Speaking at the Brookings Institution in Washington, D.C., Antony Blinken said even if China opposes the deployment of the U.S. anti-missile defense system in South Korea, negotiations are necessary to counter North Korean threats, Yonhap reported.

The United States would sit down with China to assure Beijing of the specific aims of THAAD and explain the technical and performance specifications to the Chinese government before any steps are taken, Blinken said.

The system “does not affect China strategically, but we know that China does not like it,” he added, according to Voice of America.

The State Department official said if North Korea keeps repeating its current provocations, and to protect the security of allies in the region, necessary measures would need to be taken and THAAD deployment cannot be ruled out.
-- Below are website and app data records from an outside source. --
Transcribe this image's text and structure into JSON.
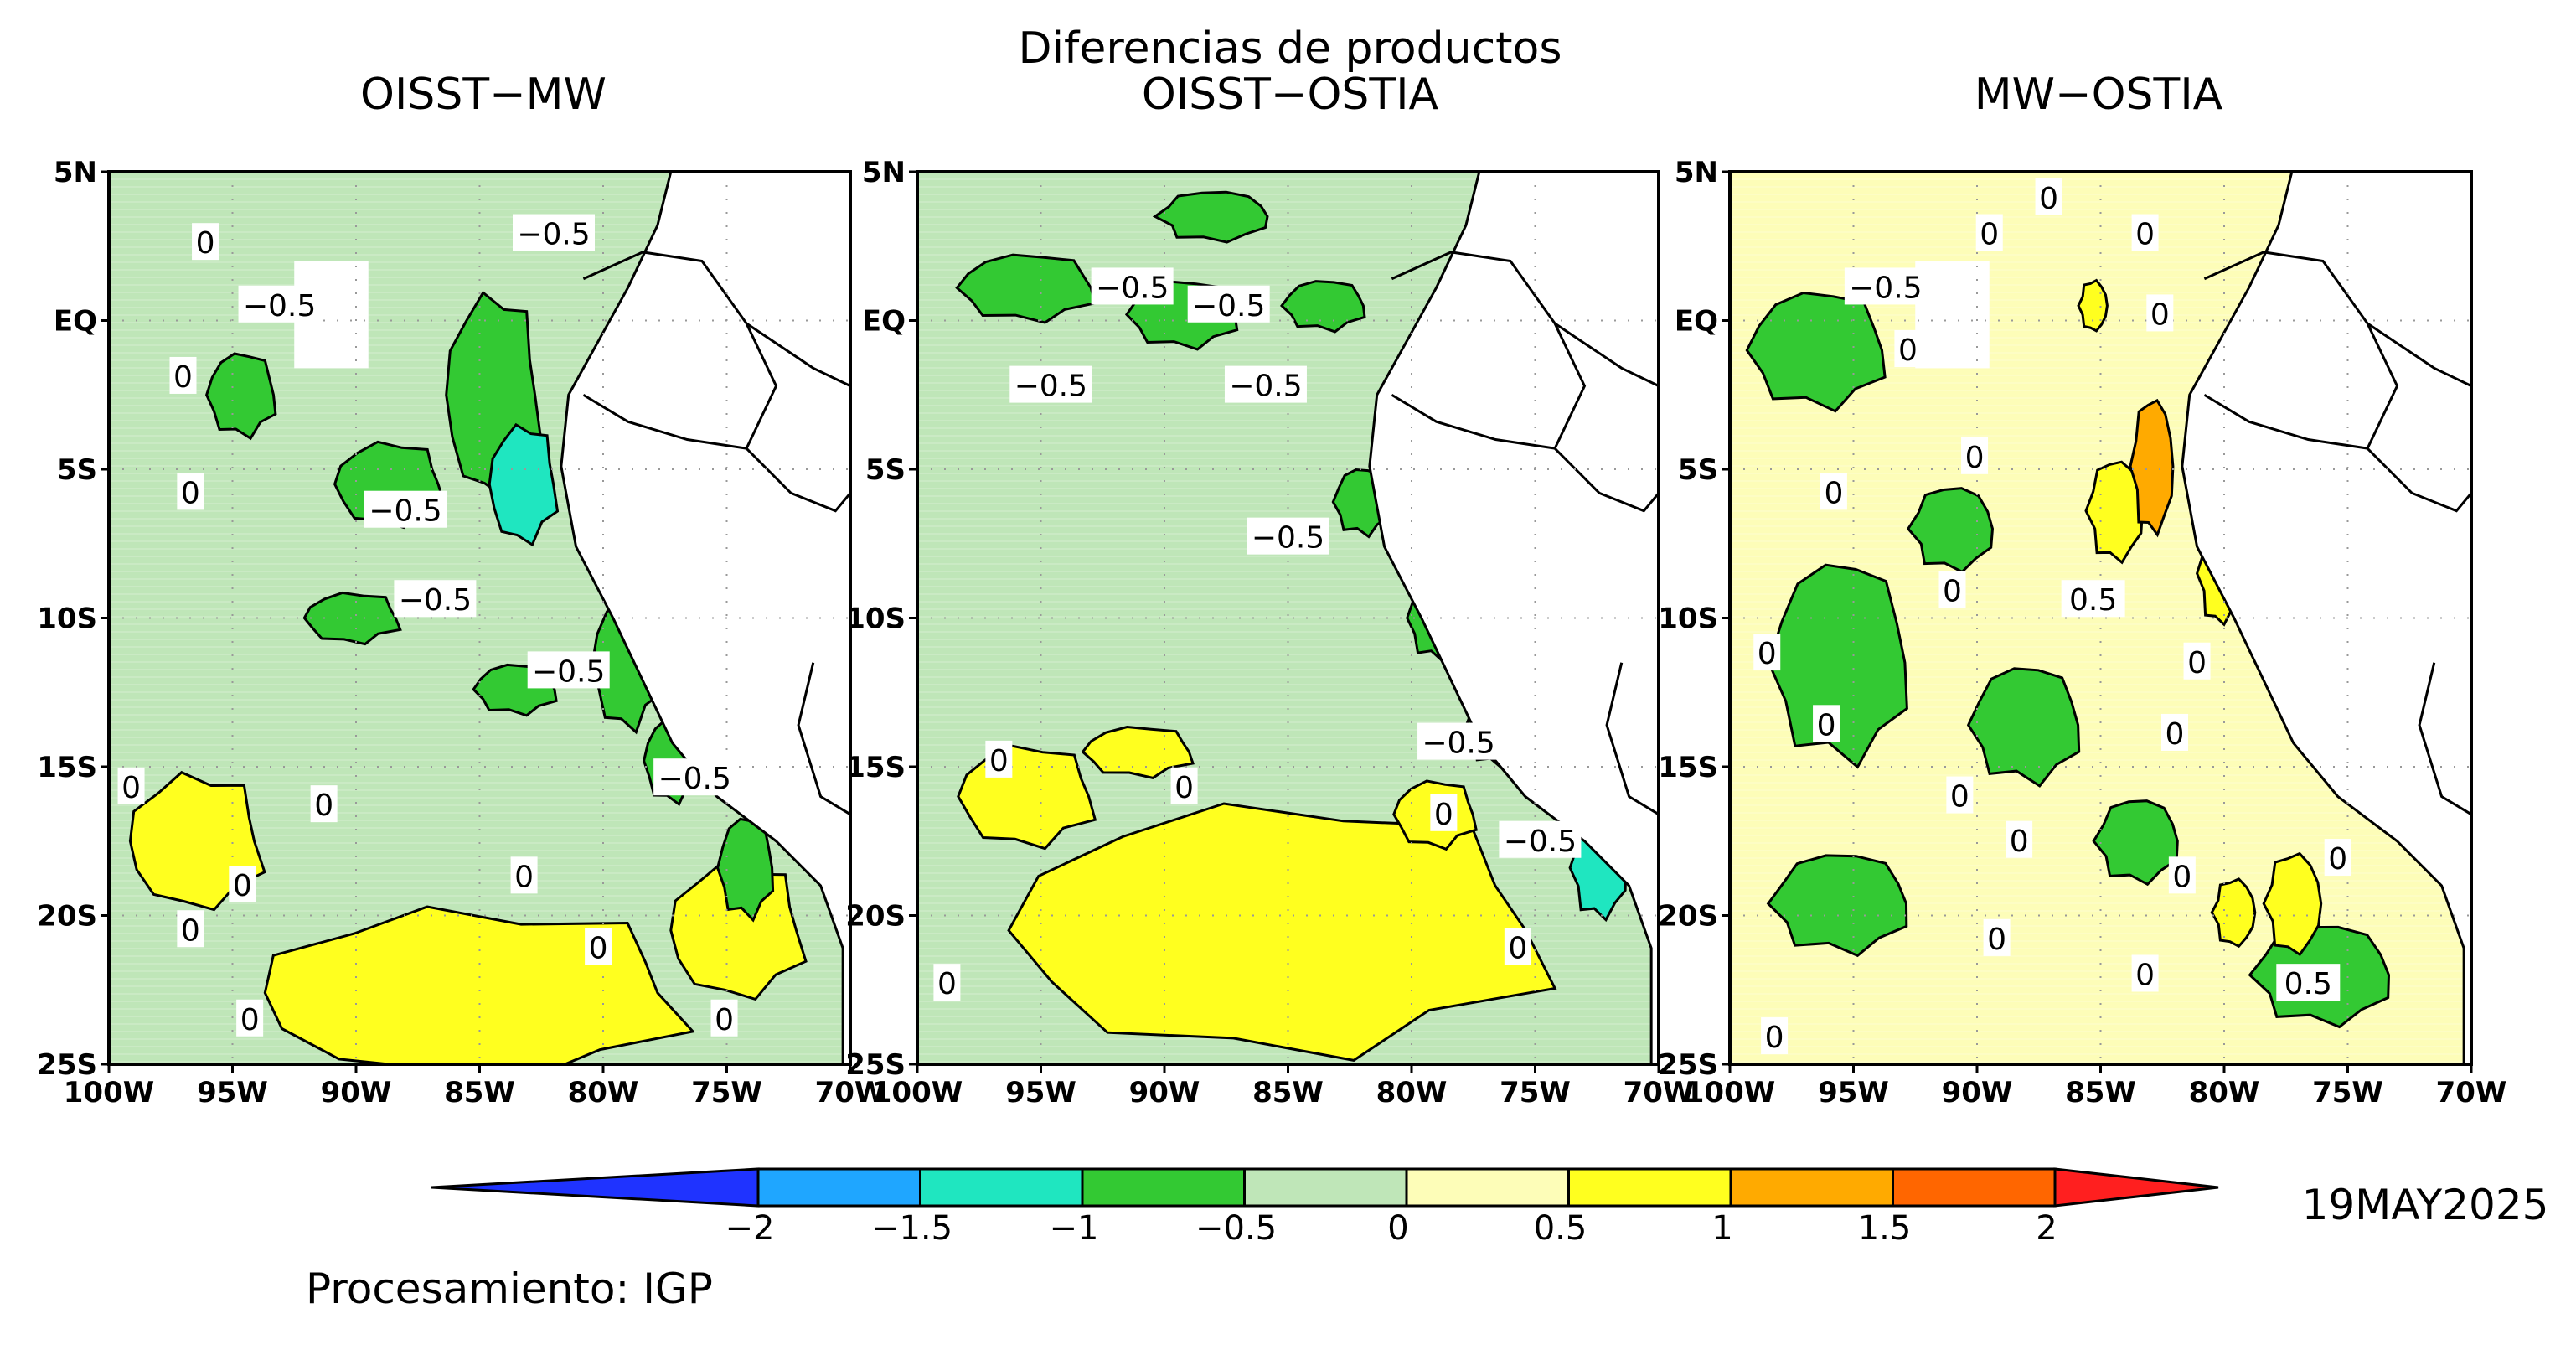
{
  "figure": {
    "supertitle": "Diferencias de productos",
    "date": "19MAY2025",
    "credit": "Procesamiento: IGP"
  },
  "panels": [
    {
      "title": "OISST−MW",
      "base_color": "#bfe6b8",
      "contour_labels": [
        "0",
        "−0.5",
        "−0.5",
        "0",
        "0",
        "−0.5",
        "−0.5",
        "−0.5",
        "−0.5",
        "0",
        "0",
        "0",
        "0",
        "0",
        "0",
        "0",
        "0"
      ],
      "green_patches": 9,
      "yellow_patches": 3
    },
    {
      "title": "OISST−OSTIA",
      "base_color": "#bfe6b8",
      "contour_labels": [
        "−0.5",
        "−0.5",
        "−0.5",
        "−0.5",
        "−0.5",
        "0",
        "0",
        "−0.5",
        "0",
        "−0.5",
        "0",
        "0"
      ],
      "green_patches": 8,
      "yellow_patches": 4
    },
    {
      "title": "MW−OSTIA",
      "base_color": "#fdfdb8",
      "contour_labels": [
        "0",
        "0",
        "0",
        "0",
        "−0.5",
        "0",
        "0",
        "0",
        "0",
        "0",
        "0.5",
        "0",
        "0",
        "0",
        "0",
        "0",
        "0",
        "0",
        "0",
        "0",
        "0.5",
        "0"
      ],
      "green_patches": 7,
      "yellow_patches": 6
    }
  ],
  "axes": {
    "x_ticks": [
      "100W",
      "95W",
      "90W",
      "85W",
      "80W",
      "75W",
      "70W"
    ],
    "y_ticks": [
      "5N",
      "EQ",
      "5S",
      "10S",
      "15S",
      "20S",
      "25S"
    ]
  },
  "colorbar": {
    "colors": [
      "#1f33ff",
      "#1fa6ff",
      "#1fe6c0",
      "#33c933",
      "#bfe6b8",
      "#fdfdb8",
      "#ffff1f",
      "#ffaa00",
      "#ff6600",
      "#ff1f1f"
    ],
    "labels": [
      "−2",
      "−1.5",
      "−1",
      "−0.5",
      "0",
      "0.5",
      "1",
      "1.5",
      "2"
    ]
  }
}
North Korea is getting close to miniaturizing nuclear warheads and mounting them on intercontinental ballistic missiles capable of hitting the continental United States, Blinken said.

The U.S. official said Washington isn’t seeking regime change, but is keen to get North Korea on board with denuclearization. The Obama administration’s past track record proves this, he said.

“The agreement with Iran on its nuclear program should be powerful evidence to North Korea that we are prepared to engage with countries with whom we have the most profound differences,” Blinken said, referring to the deal that was brokered in 2015.

North Korea, however, has repeatedly stated it is not interested in giving up its nuclear weapons, opting instead to make provocations in the wake of new sanctions adopted at the United Nations Security Council – and large-scale military exercises being held in the South.

Pyongyang has fired several short-range missiles as well, according to South Korean military officials.

By Elizabeth Shim

UPI News